* **TASK OBJECTIVE**: Could you return all of the entries word for word, minus any pictures?

* **INPUT FOR THIS TASK**:
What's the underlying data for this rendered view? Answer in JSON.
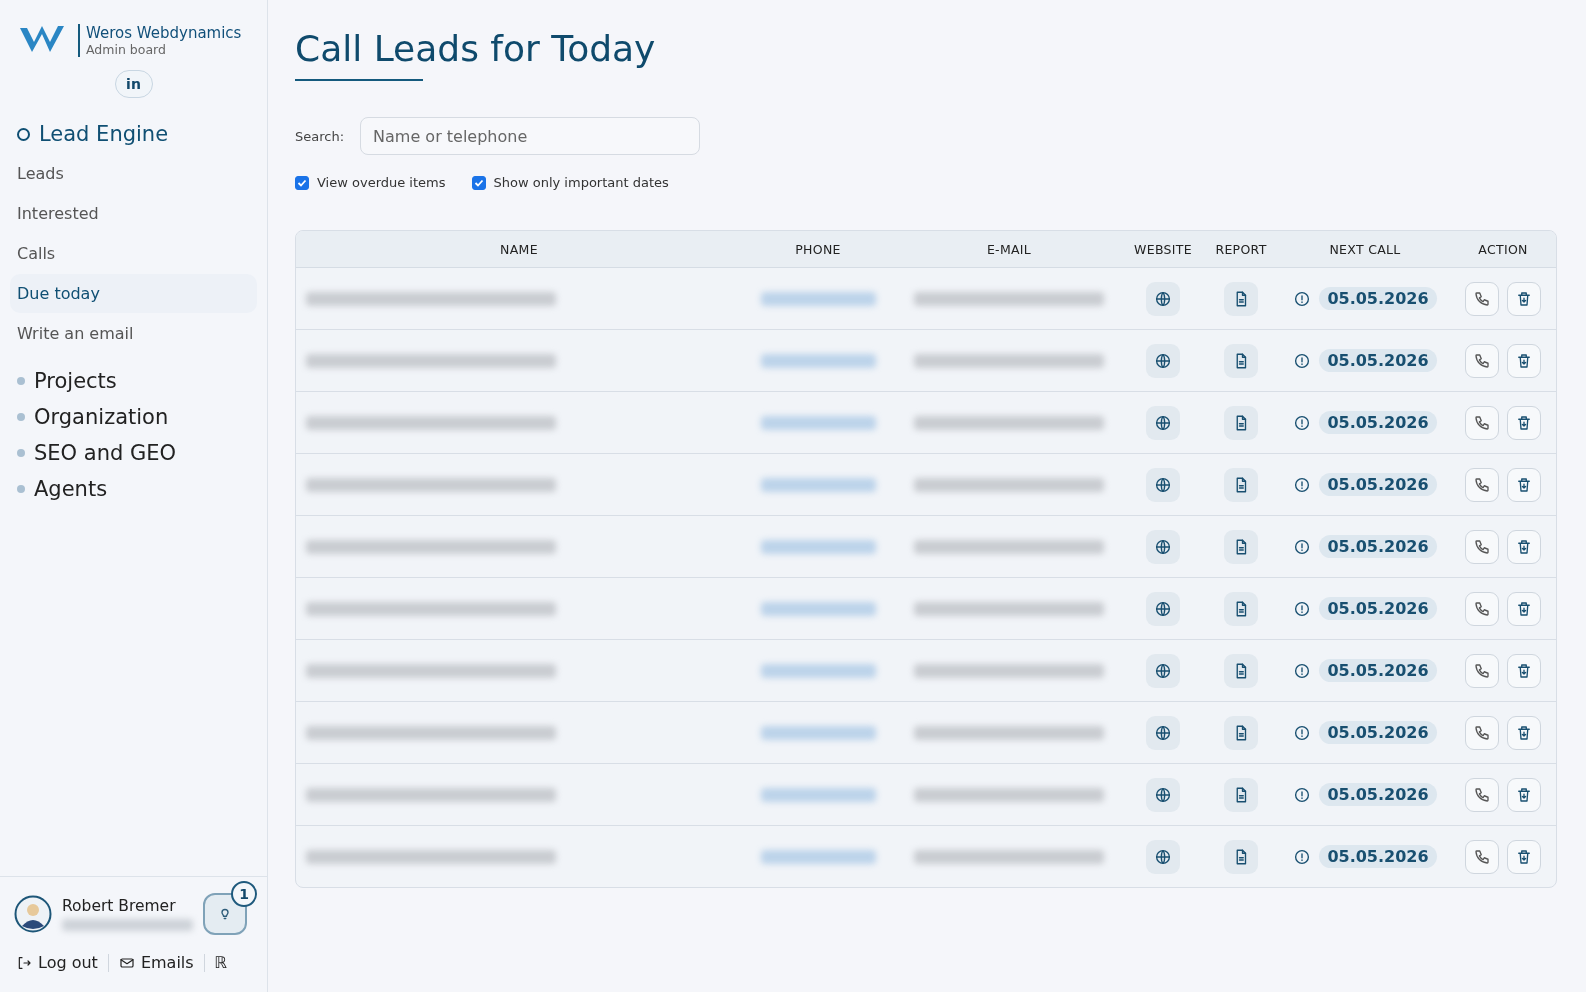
{
  "brand": {
    "name": "Weros Webdynamics",
    "subtitle": "Admin board",
    "social": "in"
  },
  "nav": [
    {
      "label": "Lead Engine",
      "expanded": true,
      "children": [
        {
          "label": "Leads",
          "selected": false
        },
        {
          "label": "Interested",
          "selected": false
        },
        {
          "label": "Calls",
          "selected": false
        },
        {
          "label": "Due today",
          "selected": true
        },
        {
          "label": "Write an email",
          "selected": false
        }
      ]
    },
    {
      "label": "Projects",
      "expanded": false
    },
    {
      "label": "Organization",
      "expanded": false
    },
    {
      "label": "SEO and GEO",
      "expanded": false
    },
    {
      "label": "Agents",
      "expanded": false
    }
  ],
  "user": {
    "name": "Robert Bremer",
    "notifications": "1"
  },
  "footer_links": [
    {
      "kind": "logout",
      "label": "Log out"
    },
    {
      "kind": "emails",
      "label": "Emails"
    },
    {
      "kind": "glyph",
      "label": "ℝ"
    }
  ],
  "page_title": "Call Leads for Today",
  "search": {
    "label": "Search:",
    "placeholder": "Name or telephone"
  },
  "filters": [
    {
      "label": "View overdue items",
      "checked": true
    },
    {
      "label": "Show only important dates",
      "checked": true
    }
  ],
  "table": {
    "columns": [
      "NAME",
      "PHONE",
      "E-MAIL",
      "WEBSITE",
      "REPORT",
      "NEXT CALL",
      "ACTION"
    ],
    "rows": [
      {
        "next_call": "05.05.2026"
      },
      {
        "next_call": "05.05.2026"
      },
      {
        "next_call": "05.05.2026"
      },
      {
        "next_call": "05.05.2026"
      },
      {
        "next_call": "05.05.2026"
      },
      {
        "next_call": "05.05.2026"
      },
      {
        "next_call": "05.05.2026"
      },
      {
        "next_call": "05.05.2026"
      },
      {
        "next_call": "05.05.2026"
      },
      {
        "next_call": "05.05.2026"
      }
    ]
  }
}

* **YOUR RESPONSE**:
What's the underlying data for this rendered view? Answer in JSON.
{
  "brand": {
    "name": "Weros Webdynamics",
    "subtitle": "Admin board",
    "social": "in"
  },
  "nav": [
    {
      "label": "Lead Engine",
      "expanded": true,
      "children": [
        {
          "label": "Leads",
          "selected": false
        },
        {
          "label": "Interested",
          "selected": false
        },
        {
          "label": "Calls",
          "selected": false
        },
        {
          "label": "Due today",
          "selected": true
        },
        {
          "label": "Write an email",
          "selected": false
        }
      ]
    },
    {
      "label": "Projects",
      "expanded": false
    },
    {
      "label": "Organization",
      "expanded": false
    },
    {
      "label": "SEO and GEO",
      "expanded": false
    },
    {
      "label": "Agents",
      "expanded": false
    }
  ],
  "user": {
    "name": "Robert Bremer",
    "notifications": "1"
  },
  "footer_links": [
    {
      "kind": "logout",
      "label": "Log out"
    },
    {
      "kind": "emails",
      "label": "Emails"
    },
    {
      "kind": "glyph",
      "label": "ℝ"
    }
  ],
  "page_title": "Call Leads for Today",
  "search": {
    "label": "Search:",
    "placeholder": "Name or telephone"
  },
  "filters": [
    {
      "label": "View overdue items",
      "checked": true
    },
    {
      "label": "Show only important dates",
      "checked": true
    }
  ],
  "table": {
    "columns": [
      "NAME",
      "PHONE",
      "E-MAIL",
      "WEBSITE",
      "REPORT",
      "NEXT CALL",
      "ACTION"
    ],
    "rows": [
      {
        "next_call": "05.05.2026"
      },
      {
        "next_call": "05.05.2026"
      },
      {
        "next_call": "05.05.2026"
      },
      {
        "next_call": "05.05.2026"
      },
      {
        "next_call": "05.05.2026"
      },
      {
        "next_call": "05.05.2026"
      },
      {
        "next_call": "05.05.2026"
      },
      {
        "next_call": "05.05.2026"
      },
      {
        "next_call": "05.05.2026"
      },
      {
        "next_call": "05.05.2026"
      }
    ]
  }
}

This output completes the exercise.